** YOUR TASK **
Whenever the word "nurse" appears in a line of the data below, copy that line.

** MATERIAL PROVIDED **
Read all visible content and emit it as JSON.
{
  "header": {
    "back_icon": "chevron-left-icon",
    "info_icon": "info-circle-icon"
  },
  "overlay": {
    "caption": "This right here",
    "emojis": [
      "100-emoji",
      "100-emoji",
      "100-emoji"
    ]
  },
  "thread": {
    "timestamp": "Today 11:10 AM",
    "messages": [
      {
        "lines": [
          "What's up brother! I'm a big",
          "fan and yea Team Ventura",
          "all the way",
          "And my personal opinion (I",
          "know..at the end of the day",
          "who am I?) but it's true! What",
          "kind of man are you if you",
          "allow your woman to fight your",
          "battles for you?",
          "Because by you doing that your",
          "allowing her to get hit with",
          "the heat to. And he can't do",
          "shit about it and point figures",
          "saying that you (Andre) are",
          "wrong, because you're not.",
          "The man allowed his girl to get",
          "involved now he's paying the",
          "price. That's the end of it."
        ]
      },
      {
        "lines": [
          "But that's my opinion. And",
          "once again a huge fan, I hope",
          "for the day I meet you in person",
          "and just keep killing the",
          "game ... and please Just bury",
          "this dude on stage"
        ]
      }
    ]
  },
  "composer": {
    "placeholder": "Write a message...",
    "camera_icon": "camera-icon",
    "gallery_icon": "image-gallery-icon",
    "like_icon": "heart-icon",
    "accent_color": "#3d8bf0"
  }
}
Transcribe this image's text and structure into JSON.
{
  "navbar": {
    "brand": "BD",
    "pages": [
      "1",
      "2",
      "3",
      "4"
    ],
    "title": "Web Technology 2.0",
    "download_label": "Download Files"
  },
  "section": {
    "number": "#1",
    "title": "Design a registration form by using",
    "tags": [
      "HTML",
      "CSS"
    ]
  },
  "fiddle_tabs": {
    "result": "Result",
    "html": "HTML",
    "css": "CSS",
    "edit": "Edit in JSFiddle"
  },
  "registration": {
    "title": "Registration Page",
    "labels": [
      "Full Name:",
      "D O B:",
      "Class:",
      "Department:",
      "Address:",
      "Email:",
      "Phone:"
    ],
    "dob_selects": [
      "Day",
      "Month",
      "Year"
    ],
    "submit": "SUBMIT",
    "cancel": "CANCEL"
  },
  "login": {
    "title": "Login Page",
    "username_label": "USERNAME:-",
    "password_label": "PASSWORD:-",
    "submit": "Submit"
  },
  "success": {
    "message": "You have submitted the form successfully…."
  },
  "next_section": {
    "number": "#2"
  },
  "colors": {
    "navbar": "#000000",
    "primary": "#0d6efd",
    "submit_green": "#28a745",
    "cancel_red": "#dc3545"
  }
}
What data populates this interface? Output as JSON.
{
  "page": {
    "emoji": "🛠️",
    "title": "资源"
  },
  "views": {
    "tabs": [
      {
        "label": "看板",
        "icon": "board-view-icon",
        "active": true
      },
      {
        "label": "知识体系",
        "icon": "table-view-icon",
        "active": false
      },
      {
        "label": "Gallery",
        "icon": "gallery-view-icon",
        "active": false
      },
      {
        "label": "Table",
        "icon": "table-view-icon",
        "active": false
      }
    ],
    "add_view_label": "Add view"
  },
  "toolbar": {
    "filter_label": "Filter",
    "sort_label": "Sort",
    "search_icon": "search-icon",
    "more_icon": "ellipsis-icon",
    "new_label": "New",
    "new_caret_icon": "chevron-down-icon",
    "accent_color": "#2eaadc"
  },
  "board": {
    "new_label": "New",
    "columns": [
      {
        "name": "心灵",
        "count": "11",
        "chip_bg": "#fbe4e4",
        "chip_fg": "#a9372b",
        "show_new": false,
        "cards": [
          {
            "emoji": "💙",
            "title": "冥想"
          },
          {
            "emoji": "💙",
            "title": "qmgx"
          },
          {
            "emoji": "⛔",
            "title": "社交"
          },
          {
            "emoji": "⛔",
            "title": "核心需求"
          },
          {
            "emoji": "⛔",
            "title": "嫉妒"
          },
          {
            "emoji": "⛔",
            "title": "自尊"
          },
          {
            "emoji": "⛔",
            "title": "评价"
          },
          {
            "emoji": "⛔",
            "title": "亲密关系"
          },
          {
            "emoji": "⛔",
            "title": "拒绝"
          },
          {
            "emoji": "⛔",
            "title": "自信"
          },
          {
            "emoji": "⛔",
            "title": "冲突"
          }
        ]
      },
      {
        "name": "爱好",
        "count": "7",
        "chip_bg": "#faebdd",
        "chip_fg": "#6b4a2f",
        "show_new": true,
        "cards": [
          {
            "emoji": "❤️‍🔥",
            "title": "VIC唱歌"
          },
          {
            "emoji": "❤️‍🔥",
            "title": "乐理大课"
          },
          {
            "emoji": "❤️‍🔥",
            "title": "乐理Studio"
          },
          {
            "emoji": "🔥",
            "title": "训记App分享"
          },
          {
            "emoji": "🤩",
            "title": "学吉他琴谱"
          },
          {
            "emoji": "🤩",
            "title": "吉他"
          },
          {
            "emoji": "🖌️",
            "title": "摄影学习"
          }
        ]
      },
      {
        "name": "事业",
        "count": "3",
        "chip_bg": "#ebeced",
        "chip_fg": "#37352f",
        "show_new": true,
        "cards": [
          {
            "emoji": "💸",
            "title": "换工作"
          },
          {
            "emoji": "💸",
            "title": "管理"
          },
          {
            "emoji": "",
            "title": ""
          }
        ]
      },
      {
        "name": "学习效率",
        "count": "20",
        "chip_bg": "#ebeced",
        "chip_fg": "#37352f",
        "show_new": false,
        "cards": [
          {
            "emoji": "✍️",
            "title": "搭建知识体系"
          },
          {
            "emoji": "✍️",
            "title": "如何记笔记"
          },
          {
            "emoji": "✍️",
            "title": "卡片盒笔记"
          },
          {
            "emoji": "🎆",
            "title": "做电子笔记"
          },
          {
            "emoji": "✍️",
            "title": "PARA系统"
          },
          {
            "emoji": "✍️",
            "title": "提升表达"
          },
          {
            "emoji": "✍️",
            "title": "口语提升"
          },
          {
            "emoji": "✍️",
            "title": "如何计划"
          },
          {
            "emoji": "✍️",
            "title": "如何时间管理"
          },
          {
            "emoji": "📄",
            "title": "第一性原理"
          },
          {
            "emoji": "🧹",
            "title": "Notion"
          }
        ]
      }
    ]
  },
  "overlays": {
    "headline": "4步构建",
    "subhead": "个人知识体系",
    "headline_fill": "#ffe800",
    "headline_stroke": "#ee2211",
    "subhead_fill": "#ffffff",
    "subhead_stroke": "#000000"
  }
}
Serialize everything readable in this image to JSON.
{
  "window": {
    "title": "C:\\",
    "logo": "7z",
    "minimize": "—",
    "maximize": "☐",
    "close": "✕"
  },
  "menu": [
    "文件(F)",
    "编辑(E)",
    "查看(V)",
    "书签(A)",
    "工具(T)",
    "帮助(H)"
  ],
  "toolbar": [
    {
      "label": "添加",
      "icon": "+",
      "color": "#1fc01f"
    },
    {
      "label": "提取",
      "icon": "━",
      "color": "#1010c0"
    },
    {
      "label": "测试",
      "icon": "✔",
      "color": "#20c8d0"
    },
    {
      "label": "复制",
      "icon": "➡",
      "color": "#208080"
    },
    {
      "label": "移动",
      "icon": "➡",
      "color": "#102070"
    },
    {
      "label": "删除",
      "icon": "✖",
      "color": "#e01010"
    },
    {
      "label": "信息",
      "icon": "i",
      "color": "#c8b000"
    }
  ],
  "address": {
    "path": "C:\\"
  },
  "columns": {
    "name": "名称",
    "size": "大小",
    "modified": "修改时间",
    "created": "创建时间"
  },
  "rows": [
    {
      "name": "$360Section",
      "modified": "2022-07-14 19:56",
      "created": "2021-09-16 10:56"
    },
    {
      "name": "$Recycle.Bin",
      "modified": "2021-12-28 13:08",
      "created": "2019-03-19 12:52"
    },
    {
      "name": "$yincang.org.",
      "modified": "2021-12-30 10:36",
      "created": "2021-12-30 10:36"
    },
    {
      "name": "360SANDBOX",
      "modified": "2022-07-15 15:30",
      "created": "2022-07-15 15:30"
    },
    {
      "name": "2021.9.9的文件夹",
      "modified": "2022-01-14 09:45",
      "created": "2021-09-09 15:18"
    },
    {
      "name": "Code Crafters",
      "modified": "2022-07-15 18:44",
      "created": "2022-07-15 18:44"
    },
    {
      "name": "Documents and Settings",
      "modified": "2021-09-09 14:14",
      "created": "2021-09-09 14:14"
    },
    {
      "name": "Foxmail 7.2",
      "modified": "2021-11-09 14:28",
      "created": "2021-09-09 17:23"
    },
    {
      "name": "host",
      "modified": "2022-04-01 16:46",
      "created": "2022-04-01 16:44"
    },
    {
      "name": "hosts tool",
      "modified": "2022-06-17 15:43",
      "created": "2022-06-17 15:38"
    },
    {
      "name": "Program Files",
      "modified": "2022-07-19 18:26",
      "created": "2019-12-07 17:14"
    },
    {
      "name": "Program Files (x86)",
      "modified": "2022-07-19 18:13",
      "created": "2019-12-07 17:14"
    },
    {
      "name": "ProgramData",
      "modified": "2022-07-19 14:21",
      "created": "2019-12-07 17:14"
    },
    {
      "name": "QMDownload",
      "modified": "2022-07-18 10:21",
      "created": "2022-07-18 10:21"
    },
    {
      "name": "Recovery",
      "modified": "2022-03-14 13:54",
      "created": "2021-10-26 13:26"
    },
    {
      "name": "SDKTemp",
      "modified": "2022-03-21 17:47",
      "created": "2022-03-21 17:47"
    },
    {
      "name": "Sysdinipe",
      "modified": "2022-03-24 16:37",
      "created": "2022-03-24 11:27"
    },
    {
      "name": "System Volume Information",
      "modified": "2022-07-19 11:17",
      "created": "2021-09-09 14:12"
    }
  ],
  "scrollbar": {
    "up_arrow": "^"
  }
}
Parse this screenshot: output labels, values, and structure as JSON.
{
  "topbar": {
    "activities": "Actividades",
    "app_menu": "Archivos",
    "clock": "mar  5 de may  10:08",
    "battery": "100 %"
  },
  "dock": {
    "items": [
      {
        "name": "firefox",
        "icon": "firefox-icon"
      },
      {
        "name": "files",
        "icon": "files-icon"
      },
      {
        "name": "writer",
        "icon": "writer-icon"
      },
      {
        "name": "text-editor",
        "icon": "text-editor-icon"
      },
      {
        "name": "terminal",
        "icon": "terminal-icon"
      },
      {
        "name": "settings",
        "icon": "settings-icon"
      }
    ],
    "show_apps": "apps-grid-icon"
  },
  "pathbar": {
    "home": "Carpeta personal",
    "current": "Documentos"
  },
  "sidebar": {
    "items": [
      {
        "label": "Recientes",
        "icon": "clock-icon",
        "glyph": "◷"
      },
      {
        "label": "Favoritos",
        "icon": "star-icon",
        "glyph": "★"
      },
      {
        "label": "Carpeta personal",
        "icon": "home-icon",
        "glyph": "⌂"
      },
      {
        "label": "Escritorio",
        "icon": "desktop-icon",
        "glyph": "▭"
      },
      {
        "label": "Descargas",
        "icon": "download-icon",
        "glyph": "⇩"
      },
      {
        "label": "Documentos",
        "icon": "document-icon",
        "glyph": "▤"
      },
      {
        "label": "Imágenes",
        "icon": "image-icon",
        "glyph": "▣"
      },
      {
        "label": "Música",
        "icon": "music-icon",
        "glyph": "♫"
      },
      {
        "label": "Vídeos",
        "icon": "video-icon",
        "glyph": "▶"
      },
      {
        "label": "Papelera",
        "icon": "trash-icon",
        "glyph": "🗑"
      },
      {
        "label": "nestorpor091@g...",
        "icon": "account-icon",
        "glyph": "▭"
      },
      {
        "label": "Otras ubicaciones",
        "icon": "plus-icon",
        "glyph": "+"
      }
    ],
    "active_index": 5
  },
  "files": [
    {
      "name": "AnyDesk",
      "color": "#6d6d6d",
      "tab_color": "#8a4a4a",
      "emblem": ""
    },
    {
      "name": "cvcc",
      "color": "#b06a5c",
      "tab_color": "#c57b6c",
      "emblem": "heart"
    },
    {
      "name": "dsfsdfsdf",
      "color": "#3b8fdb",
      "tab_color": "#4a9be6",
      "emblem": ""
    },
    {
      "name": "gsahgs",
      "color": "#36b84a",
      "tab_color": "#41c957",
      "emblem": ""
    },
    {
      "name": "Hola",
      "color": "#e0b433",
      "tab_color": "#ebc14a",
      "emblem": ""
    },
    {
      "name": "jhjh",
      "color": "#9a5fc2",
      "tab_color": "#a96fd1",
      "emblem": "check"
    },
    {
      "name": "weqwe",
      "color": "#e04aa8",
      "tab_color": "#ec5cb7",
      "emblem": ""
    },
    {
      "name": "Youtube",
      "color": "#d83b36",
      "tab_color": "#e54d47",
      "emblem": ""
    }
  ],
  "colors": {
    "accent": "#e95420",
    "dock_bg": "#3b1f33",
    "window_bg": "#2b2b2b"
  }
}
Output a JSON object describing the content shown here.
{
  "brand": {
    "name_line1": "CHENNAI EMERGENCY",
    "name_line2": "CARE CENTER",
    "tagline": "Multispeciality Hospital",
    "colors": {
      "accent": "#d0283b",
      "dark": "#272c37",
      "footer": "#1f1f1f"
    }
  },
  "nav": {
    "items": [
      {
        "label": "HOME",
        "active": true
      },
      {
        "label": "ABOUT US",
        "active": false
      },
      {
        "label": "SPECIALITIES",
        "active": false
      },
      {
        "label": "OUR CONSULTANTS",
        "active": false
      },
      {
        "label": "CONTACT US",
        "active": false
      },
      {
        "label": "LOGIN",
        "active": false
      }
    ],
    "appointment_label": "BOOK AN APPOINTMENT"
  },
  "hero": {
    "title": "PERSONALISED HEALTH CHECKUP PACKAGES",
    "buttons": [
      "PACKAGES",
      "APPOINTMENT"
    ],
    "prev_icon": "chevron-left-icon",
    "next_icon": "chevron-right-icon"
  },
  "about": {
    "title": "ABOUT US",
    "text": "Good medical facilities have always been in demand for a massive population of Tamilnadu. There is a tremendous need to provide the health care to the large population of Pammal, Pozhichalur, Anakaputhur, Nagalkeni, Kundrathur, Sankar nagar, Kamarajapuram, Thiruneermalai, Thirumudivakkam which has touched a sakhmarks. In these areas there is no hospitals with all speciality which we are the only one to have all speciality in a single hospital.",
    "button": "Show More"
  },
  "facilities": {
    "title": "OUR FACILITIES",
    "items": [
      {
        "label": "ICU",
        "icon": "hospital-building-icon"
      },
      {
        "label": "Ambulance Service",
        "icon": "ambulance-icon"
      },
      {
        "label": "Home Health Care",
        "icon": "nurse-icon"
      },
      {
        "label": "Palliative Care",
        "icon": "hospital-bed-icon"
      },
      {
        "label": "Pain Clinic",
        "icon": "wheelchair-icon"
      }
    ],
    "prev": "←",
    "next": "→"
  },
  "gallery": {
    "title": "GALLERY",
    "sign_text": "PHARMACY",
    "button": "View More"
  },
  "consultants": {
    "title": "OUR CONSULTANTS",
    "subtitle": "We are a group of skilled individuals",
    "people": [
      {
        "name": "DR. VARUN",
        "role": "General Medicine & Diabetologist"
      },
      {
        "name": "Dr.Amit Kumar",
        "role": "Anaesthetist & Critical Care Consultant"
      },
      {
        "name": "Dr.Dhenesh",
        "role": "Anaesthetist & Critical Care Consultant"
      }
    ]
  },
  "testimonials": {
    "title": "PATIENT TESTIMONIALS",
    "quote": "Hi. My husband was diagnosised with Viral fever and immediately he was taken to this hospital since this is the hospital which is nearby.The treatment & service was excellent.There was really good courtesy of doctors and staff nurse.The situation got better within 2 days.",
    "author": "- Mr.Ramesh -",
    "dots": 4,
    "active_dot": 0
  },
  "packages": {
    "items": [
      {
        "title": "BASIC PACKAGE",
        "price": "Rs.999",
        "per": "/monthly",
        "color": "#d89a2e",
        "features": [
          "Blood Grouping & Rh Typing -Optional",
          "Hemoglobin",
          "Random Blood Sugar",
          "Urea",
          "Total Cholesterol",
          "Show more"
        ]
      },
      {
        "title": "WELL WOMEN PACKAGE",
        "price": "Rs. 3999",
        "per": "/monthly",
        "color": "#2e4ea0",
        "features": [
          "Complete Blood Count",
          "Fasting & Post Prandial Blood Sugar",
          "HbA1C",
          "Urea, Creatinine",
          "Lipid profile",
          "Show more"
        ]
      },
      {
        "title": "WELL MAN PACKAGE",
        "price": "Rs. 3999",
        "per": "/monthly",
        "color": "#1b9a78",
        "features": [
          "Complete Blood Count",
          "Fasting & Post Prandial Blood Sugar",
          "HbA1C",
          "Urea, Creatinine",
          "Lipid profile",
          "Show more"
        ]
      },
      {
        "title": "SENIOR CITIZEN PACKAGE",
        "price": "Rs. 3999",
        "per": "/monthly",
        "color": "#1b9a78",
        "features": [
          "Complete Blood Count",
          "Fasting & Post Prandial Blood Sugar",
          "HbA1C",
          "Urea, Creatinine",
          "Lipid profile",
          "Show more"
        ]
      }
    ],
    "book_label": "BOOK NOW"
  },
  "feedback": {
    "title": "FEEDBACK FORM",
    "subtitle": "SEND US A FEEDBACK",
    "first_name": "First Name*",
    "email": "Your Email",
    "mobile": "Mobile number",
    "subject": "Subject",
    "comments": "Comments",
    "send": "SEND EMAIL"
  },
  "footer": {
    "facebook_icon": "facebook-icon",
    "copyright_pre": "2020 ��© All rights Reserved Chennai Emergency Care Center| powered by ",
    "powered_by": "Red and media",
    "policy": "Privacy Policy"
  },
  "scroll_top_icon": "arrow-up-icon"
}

** EXERCISE OUTPUT **
        "icon": "nurse-icon"
    "quote": "Hi. My husband was diagnosised with Viral fever and immediately he was taken to this hospital since this is the hospital which is nearby.The treatment & service was excellent.There was really good courtesy of doctors and staff nurse.The situation got better within 2 days.",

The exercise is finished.